openSUSE.Asia Summit is an annual conference organized since 2014 every time in a different Asian city. Although it is a really successful event, which plays a really important role in spreading openSUSE all around the world, it is not an event everybody in openSUSE knows about. Because of that I would like to tell you about my experience attending the last openSUSE.Asia Summit, which took place on August 10-12 in Taipei, Taiwan.
openSUSE.Asia Summit 2018
This year, openSUSE.Asia was co-hosted with COSCUP, a major open source conference held annually in Taiwan since 2006, and GNOME.Asia. It was an incredible good organized conference with a really involved community and a lot of volunteers.
On August 11, we had the openSUSE community day at the SUSE office. We had lunch together and those who like beer (not me ) could try the openSUSE taiwanese beer. We also had some nice conversations. I especially liked the proposals during the discussion with the Board session to get both more students and mentors involved in the mentoring in Asia and to solve the translations problems. In the evening, we joined the COSCUP and GNOME community for the welcome party.
On Saturday and Sunday was when the conference itself took place. Specially the first day it was really crowded (with 1400 people registered! ) Both days and from early in the morning, there were several talks simultaneously, some of them in Chinese, about a wide range of FOSS topics. Appart from the opening and closing, I gave a talk about mentoring and how I started in open source. I am really happy that in the room there were a lot of young people, many of them not involved (yet) in openSUSE. I hope I managed to inspire some of them! In fact the conference was full of inspiring talks, remarkably:
The keynote by Audrey Tang, Taiwan’s Digital Minister, full of quotes to reflect on: When we see internet of things, let’s make it an internet of beings.
We are openSUSE.Asia emotive talk by Sunny from Beijing, in which she explained how her desire to spread open source in Asia took her to organise the first openSUSE.Asia Summit.
“The bright future of SUSE and openSUSE” by Ralf Flaxa, SUSE’s president of engineering, which surprised me because of being really different to other of his talks I have attended.
Simon motivating talk about his experience in open source, packaging and the board activities.
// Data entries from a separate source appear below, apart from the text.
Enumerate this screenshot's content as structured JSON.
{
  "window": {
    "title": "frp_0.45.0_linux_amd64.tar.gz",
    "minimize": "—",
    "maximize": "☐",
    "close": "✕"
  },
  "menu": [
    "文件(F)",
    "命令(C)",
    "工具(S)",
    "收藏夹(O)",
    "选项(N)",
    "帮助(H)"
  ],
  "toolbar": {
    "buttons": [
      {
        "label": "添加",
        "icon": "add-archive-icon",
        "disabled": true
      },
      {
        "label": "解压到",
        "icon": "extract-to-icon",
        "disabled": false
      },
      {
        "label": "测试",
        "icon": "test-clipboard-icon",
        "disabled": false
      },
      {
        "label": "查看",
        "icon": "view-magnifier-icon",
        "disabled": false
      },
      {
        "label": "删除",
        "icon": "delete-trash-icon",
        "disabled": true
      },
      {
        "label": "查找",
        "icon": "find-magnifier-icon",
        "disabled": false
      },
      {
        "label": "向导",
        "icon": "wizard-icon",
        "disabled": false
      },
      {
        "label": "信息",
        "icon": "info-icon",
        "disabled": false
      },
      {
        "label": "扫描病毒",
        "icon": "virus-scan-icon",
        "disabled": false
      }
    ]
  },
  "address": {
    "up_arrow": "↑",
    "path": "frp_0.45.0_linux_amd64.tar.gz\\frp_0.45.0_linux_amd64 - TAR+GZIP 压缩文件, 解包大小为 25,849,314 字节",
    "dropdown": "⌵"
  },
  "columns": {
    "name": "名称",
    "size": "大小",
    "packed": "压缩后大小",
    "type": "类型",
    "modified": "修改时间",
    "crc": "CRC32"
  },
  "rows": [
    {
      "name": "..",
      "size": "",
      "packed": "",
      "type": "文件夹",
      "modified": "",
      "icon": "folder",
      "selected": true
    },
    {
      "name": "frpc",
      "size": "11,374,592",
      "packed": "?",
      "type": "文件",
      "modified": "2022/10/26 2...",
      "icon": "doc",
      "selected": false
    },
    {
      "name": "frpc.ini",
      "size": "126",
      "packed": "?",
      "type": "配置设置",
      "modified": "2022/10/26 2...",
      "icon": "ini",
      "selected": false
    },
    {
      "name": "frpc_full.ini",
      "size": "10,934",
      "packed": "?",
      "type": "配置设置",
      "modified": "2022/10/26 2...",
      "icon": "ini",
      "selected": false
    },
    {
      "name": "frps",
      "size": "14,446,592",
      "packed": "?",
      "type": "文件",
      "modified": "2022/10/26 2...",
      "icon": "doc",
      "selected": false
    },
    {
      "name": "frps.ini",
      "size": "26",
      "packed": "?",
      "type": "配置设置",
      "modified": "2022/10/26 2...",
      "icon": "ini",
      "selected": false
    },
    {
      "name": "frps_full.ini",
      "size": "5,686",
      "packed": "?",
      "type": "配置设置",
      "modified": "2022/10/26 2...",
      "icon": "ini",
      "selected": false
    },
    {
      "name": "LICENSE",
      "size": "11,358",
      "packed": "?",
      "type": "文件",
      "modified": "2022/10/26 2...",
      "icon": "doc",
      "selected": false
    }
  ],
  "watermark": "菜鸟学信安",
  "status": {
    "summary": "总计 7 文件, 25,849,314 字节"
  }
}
Apart from the talks, we had the BoF sessions on Saturday evening, in which we could get together surrounded by A LOT of pizza. In the session, there was a presentation of the two proposals for next year openSUSE.Asia Summit: India, with a really well prepared proposal, and Indonesia, whose team organized the biggest openSUSE.Asia Summit in 2016. There was also the exchange of the openSUSE Asia photo album, preserving the tradition that every organizing team should add some more pages to this album. It is getting heavy!
One day tour
The conference ended with another tradition, the one day tour for speaker and organizers. We went to the National Palace Museum, to the Taipei 101 tower and to eat dumplings and other typical food. It was a great opportunity to get together in a different and fun environment.
See you next year
As you see, we had a lot of fun at openSUSE.Asia Summit 2018. From a more personal point of view, I enjoyed a lot meeting our Chinese mentors I normally write emails to. I had also the chance to meet some members of the GNOME board, exchange with them experiences, problems and solutions, and discuss ways in which both communities can keep collaborating in the future. The conference was full of fun moments like seeing a pyramid of pizza (and a hundred of people making pictures to it) and being amused by someone wearing a Geeko costume with 35 degrees and 70% humidity.
To finish, this is what attendees said to liked the most about the conference in the closing session:
See you next year!
My name is Ana and I am mentor and organization admin for openSUSE at GSoC, openSUSE Board member, Open Build Service Frontend Engineer at SUSE and open source contributor in projects inside and outside openSUSE.
This blog post was also published in news.opensuse.org.